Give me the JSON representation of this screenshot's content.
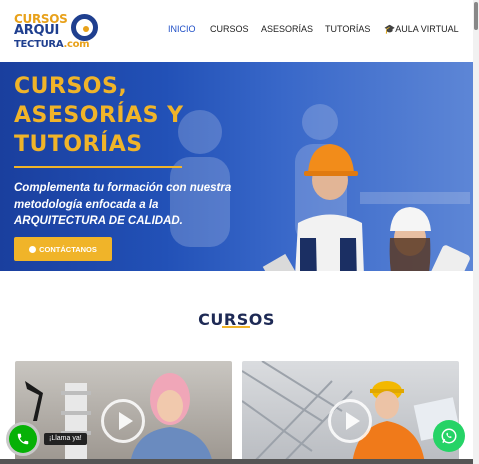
{
  "logo": {
    "line1": "CURSOS",
    "line2": "ARQUI",
    "line3_main": "TECTURA",
    "line3_suffix": ".com",
    "colors": {
      "blue": "#1f3f8f",
      "orange": "#e8a11a"
    }
  },
  "nav": {
    "items": [
      {
        "label": "INICIO",
        "active": true
      },
      {
        "label": "CURSOS"
      },
      {
        "label": "ASESORÍAS"
      },
      {
        "label": "TUTORÍAS"
      },
      {
        "label": "AULA VIRTUAL",
        "icon": "graduation-cap-icon"
      }
    ]
  },
  "hero": {
    "title": "CURSOS, ASESORÍAS Y TUTORÍAS",
    "subtitle": "Complementa tu formación con nuestra metodología enfocada a la ARQUITECTURA DE CALIDAD.",
    "cta_label": "CONTÁCTANOS",
    "cta_icon": "phone-icon",
    "accent_color": "#f0b429"
  },
  "section": {
    "title": "CURSOS"
  },
  "cards": [
    {
      "icon": "play-icon"
    },
    {
      "icon": "play-icon"
    }
  ],
  "floating": {
    "call_label": "¡Llama ya!",
    "call_icon": "phone-icon",
    "whatsapp_icon": "whatsapp-icon"
  }
}
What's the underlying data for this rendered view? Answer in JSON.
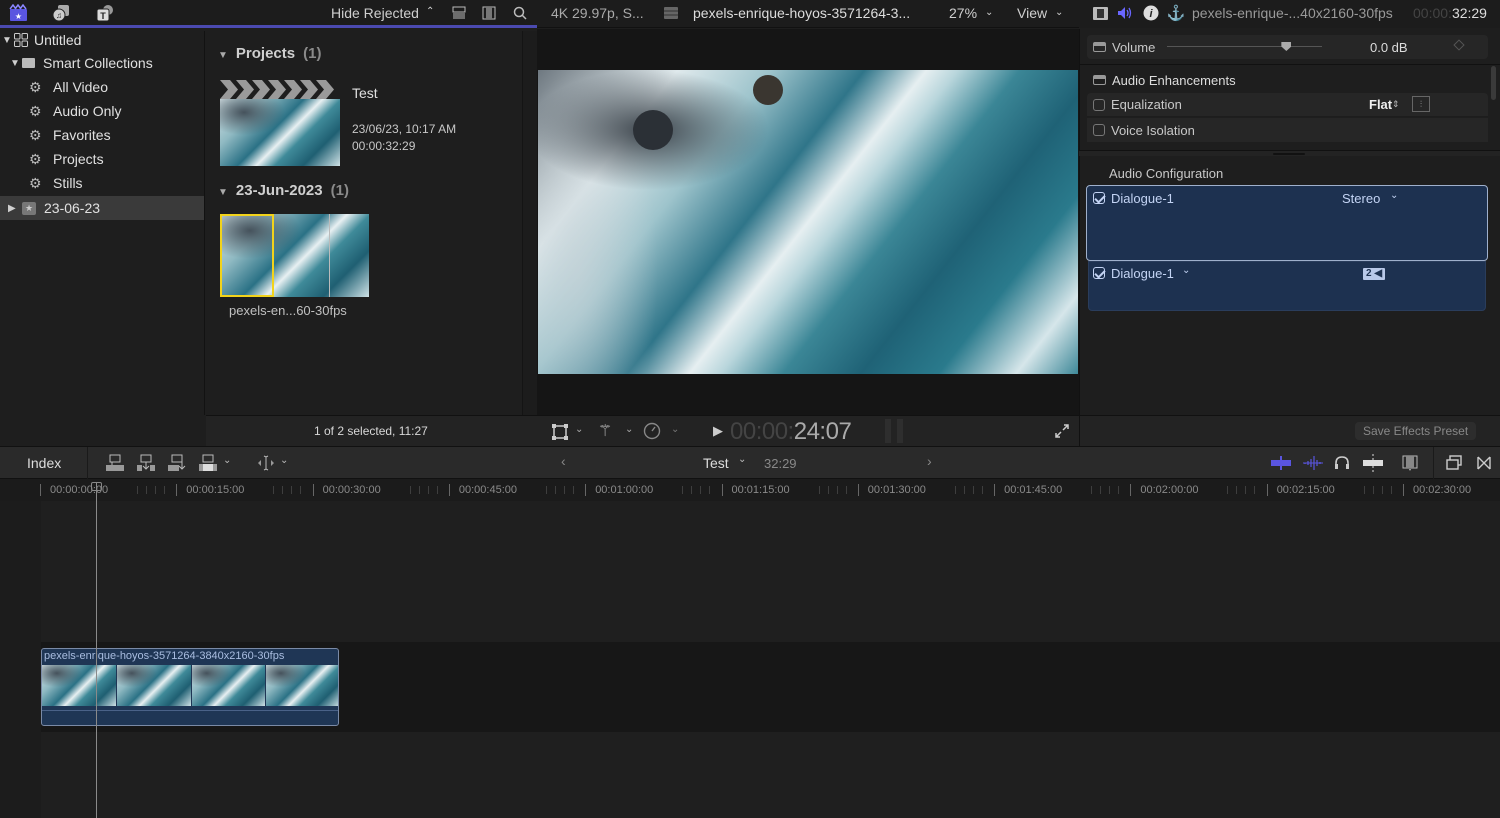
{
  "toolbar_left": {
    "icons": [
      "libraries-icon",
      "photos-audio-icon",
      "titles-generators-icon"
    ],
    "filter_label": "Hide Rejected",
    "view_icons": [
      "clip-appearance-icon",
      "filmstrip-icon",
      "search-icon"
    ]
  },
  "toolbar_center": {
    "format": "4K 29.97p, S...",
    "clip_name": "pexels-enrique-hoyos-3571264-3...",
    "zoom": "27%",
    "view_label": "View"
  },
  "toolbar_right": {
    "clip_name": "pexels-enrique-...40x2160-30fps",
    "timecode_dim": "00:00:",
    "timecode": "32:29"
  },
  "sidebar": {
    "library": "Untitled",
    "smart_collections": "Smart Collections",
    "items": [
      {
        "label": "All Video"
      },
      {
        "label": "Audio Only"
      },
      {
        "label": "Favorites"
      },
      {
        "label": "Projects"
      },
      {
        "label": "Stills"
      }
    ],
    "event": "23-06-23"
  },
  "browser": {
    "projects_group": {
      "title": "Projects",
      "count": "(1)"
    },
    "project": {
      "name": "Test",
      "date": "23/06/23, 10:17 AM",
      "duration": "00:00:32:29"
    },
    "event_group": {
      "title": "23-Jun-2023",
      "count": "(1)"
    },
    "clip": {
      "name": "pexels-en...60-30fps"
    },
    "status": "1 of 2 selected, 11:27"
  },
  "viewer": {
    "timecode_dim": "00:00:",
    "timecode": "24:07"
  },
  "inspector": {
    "volume_label": "Volume",
    "volume_value": "0.0 dB",
    "volume_level": 0.77,
    "audio_enhancements": "Audio Enhancements",
    "equalization": "Equalization",
    "eq_preset": "Flat",
    "voice_isolation": "Voice Isolation",
    "audio_configuration": "Audio Configuration",
    "config_rows": [
      {
        "label": "Dialogue-1",
        "value": "Stereo",
        "checked": true
      },
      {
        "label": "Dialogue-1",
        "value": "2",
        "checked": true
      }
    ],
    "save_preset": "Save Effects Preset"
  },
  "timeline": {
    "index_label": "Index",
    "project_name": "Test",
    "project_duration": "32:29",
    "ruler": [
      "00:00:00:00",
      "00:00:15:00",
      "00:00:30:00",
      "00:00:45:00",
      "00:01:00:00",
      "00:01:15:00",
      "00:01:30:00",
      "00:01:45:00",
      "00:02:00:00",
      "00:02:15:00",
      "00:02:30:00"
    ],
    "clip_name": "pexels-enrique-hoyos-3571264-3840x2160-30fps"
  },
  "colors": {
    "accent": "#4b4ab0",
    "selection_yellow": "#f2d31b",
    "clip_blue": "#1f3655",
    "audio_config_blue": "#1d3150"
  }
}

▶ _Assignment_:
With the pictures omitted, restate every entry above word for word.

▶ _Reply to the exercise_:
Give me the JSON representation of this screenshot's content.
{
  "logo": {
    "line1": "CURSOS",
    "line2": "ARQUI",
    "line3_main": "TECTURA",
    "line3_suffix": ".com",
    "colors": {
      "blue": "#1f3f8f",
      "orange": "#e8a11a"
    }
  },
  "nav": {
    "items": [
      {
        "label": "INICIO",
        "active": true
      },
      {
        "label": "CURSOS"
      },
      {
        "label": "ASESORÍAS"
      },
      {
        "label": "TUTORÍAS"
      },
      {
        "label": "AULA VIRTUAL",
        "icon": "graduation-cap-icon"
      }
    ]
  },
  "hero": {
    "title": "CURSOS, ASESORÍAS Y TUTORÍAS",
    "subtitle": "Complementa tu formación con nuestra metodología enfocada a la ARQUITECTURA DE CALIDAD.",
    "cta_label": "CONTÁCTANOS",
    "cta_icon": "phone-icon",
    "accent_color": "#f0b429"
  },
  "section": {
    "title": "CURSOS"
  },
  "cards": [
    {
      "icon": "play-icon"
    },
    {
      "icon": "play-icon"
    }
  ],
  "floating": {
    "call_label": "¡Llama ya!",
    "call_icon": "phone-icon",
    "whatsapp_icon": "whatsapp-icon"
  }
}
What's the underlying data for this rendered view? Answer in JSON.
{
  "toolbar_left": {
    "icons": [
      "libraries-icon",
      "photos-audio-icon",
      "titles-generators-icon"
    ],
    "filter_label": "Hide Rejected",
    "view_icons": [
      "clip-appearance-icon",
      "filmstrip-icon",
      "search-icon"
    ]
  },
  "toolbar_center": {
    "format": "4K 29.97p, S...",
    "clip_name": "pexels-enrique-hoyos-3571264-3...",
    "zoom": "27%",
    "view_label": "View"
  },
  "toolbar_right": {
    "clip_name": "pexels-enrique-...40x2160-30fps",
    "timecode_dim": "00:00:",
    "timecode": "32:29"
  },
  "sidebar": {
    "library": "Untitled",
    "smart_collections": "Smart Collections",
    "items": [
      {
        "label": "All Video"
      },
      {
        "label": "Audio Only"
      },
      {
        "label": "Favorites"
      },
      {
        "label": "Projects"
      },
      {
        "label": "Stills"
      }
    ],
    "event": "23-06-23"
  },
  "browser": {
    "projects_group": {
      "title": "Projects",
      "count": "(1)"
    },
    "project": {
      "name": "Test",
      "date": "23/06/23, 10:17 AM",
      "duration": "00:00:32:29"
    },
    "event_group": {
      "title": "23-Jun-2023",
      "count": "(1)"
    },
    "clip": {
      "name": "pexels-en...60-30fps"
    },
    "status": "1 of 2 selected, 11:27"
  },
  "viewer": {
    "timecode_dim": "00:00:",
    "timecode": "24:07"
  },
  "inspector": {
    "volume_label": "Volume",
    "volume_value": "0.0 dB",
    "volume_level": 0.77,
    "audio_enhancements": "Audio Enhancements",
    "equalization": "Equalization",
    "eq_preset": "Flat",
    "voice_isolation": "Voice Isolation",
    "audio_configuration": "Audio Configuration",
    "config_rows": [
      {
        "label": "Dialogue-1",
        "value": "Stereo",
        "checked": true
      },
      {
        "label": "Dialogue-1",
        "value": "2",
        "checked": true
      }
    ],
    "save_preset": "Save Effects Preset"
  },
  "timeline": {
    "index_label": "Index",
    "project_name": "Test",
    "project_duration": "32:29",
    "ruler": [
      "00:00:00:00",
      "00:00:15:00",
      "00:00:30:00",
      "00:00:45:00",
      "00:01:00:00",
      "00:01:15:00",
      "00:01:30:00",
      "00:01:45:00",
      "00:02:00:00",
      "00:02:15:00",
      "00:02:30:00"
    ],
    "clip_name": "pexels-enrique-hoyos-3571264-3840x2160-30fps"
  },
  "colors": {
    "accent": "#4b4ab0",
    "selection_yellow": "#f2d31b",
    "clip_blue": "#1f3655",
    "audio_config_blue": "#1d3150"
  }
}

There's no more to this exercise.